[Interface dataset entries]
· · · · ·

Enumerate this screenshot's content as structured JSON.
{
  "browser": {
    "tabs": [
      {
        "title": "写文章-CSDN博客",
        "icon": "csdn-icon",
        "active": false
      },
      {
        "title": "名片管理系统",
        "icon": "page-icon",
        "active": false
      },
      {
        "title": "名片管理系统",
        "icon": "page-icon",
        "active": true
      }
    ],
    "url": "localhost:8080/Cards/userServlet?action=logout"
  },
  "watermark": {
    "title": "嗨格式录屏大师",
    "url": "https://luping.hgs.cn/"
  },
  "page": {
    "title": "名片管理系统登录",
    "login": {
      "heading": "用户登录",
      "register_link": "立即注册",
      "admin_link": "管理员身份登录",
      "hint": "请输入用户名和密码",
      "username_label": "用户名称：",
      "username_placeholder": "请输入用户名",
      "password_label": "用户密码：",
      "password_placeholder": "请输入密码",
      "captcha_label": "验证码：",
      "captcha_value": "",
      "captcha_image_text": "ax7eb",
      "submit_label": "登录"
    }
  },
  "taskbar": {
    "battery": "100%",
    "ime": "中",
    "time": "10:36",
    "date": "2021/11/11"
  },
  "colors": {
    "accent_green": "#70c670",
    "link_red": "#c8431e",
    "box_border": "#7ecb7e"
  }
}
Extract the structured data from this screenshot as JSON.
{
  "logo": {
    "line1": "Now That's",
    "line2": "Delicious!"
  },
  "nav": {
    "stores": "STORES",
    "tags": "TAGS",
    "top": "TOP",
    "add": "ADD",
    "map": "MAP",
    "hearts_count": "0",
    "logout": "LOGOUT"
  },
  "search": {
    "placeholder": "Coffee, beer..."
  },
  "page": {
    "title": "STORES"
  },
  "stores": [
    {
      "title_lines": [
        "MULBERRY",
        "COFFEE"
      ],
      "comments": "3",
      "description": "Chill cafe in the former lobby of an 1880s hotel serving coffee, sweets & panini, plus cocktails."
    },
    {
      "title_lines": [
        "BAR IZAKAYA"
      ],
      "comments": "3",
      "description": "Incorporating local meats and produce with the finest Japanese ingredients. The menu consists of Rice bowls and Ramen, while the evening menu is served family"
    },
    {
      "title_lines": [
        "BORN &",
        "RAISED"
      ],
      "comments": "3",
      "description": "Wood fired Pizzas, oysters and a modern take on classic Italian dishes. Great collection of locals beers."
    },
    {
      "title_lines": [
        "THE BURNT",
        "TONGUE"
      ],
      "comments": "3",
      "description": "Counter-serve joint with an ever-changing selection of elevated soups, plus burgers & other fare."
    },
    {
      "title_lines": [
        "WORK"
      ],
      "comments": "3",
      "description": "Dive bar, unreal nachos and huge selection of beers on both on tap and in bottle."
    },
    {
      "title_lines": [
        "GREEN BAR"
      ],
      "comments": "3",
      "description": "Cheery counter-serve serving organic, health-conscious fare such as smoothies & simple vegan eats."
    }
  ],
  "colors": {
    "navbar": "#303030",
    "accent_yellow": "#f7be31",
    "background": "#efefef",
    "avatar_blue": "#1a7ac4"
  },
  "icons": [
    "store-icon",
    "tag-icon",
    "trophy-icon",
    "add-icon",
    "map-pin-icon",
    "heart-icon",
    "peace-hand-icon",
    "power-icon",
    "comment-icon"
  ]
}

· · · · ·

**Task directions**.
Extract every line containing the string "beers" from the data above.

**Reply to the exercise**.
      "description": "Wood fired Pizzas, oysters and a modern take on classic Italian dishes. Great collection of locals beers."
      "description": "Dive bar, unreal nachos and huge selection of beers on both on tap and in bottle."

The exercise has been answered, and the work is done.